Prince Charles is concerned about rural internet services
Rural businesses in "broadband deserts" are being denied vital internet services, Prince Charles has warned.
He said isolated towns and villages were placed at a "severe disadvantage" by being in the "internet's slow lane".
Writing in the Daily Telegraph, he said: "Too many rural households are currently unable to access the internet at satisfactory speeds."
Failing to invest in rural economies would be "vandalism on a grand scale", the Prince of Wales added.
He claimed that a lack of funding would also lead to the creation of "ghost communities".
He said: "The handicap this places on those rural businesses, schools, doctors' surgeries and local authorities, which inhabit these so-called 'broadband deserts', is immense.
"And, even more worryingly, many of those who are being left in the internet's 'slow lane' are the very same people who look after the countryside on our behalf - Britain's livestock farmers - and they are struggling as never before."
Prince Charles also warned that many traditional rural businesses, particularly livestock and dairy farming, were facing shortfalls.
He said the number of dairy farms had dropped by 50% in the past 10 years and that 14 farmers a week were leaving the trade.
The prince launched a Rural Action Programme following the foot and mouth outbreak in 2001.
He said the group was now considering creating a fund to support isolated communities, and that improved access to broadband would play a major part in any investment.
"The church, the village school, the shops and pubs all depend on a local economy, the backbone of which is agriculture and the family farm," he said.
"Take all this away and we are left with ghost communities, populated by little more than second-home owners.
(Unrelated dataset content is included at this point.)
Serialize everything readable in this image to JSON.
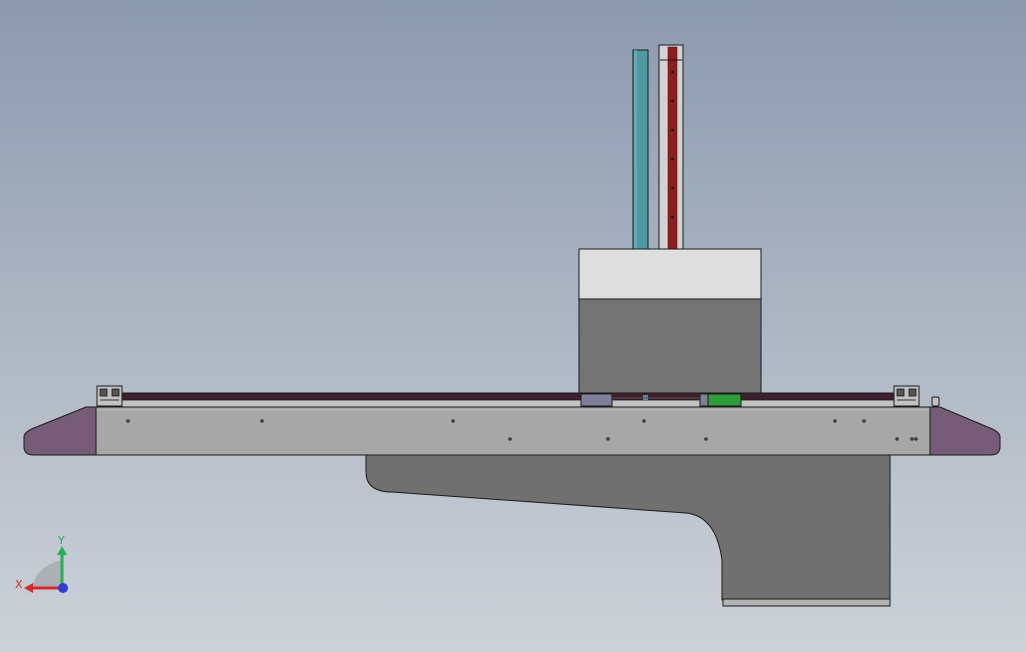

Is that the countryside we want?
"Because unless we take action, that is where I am afraid we are heading."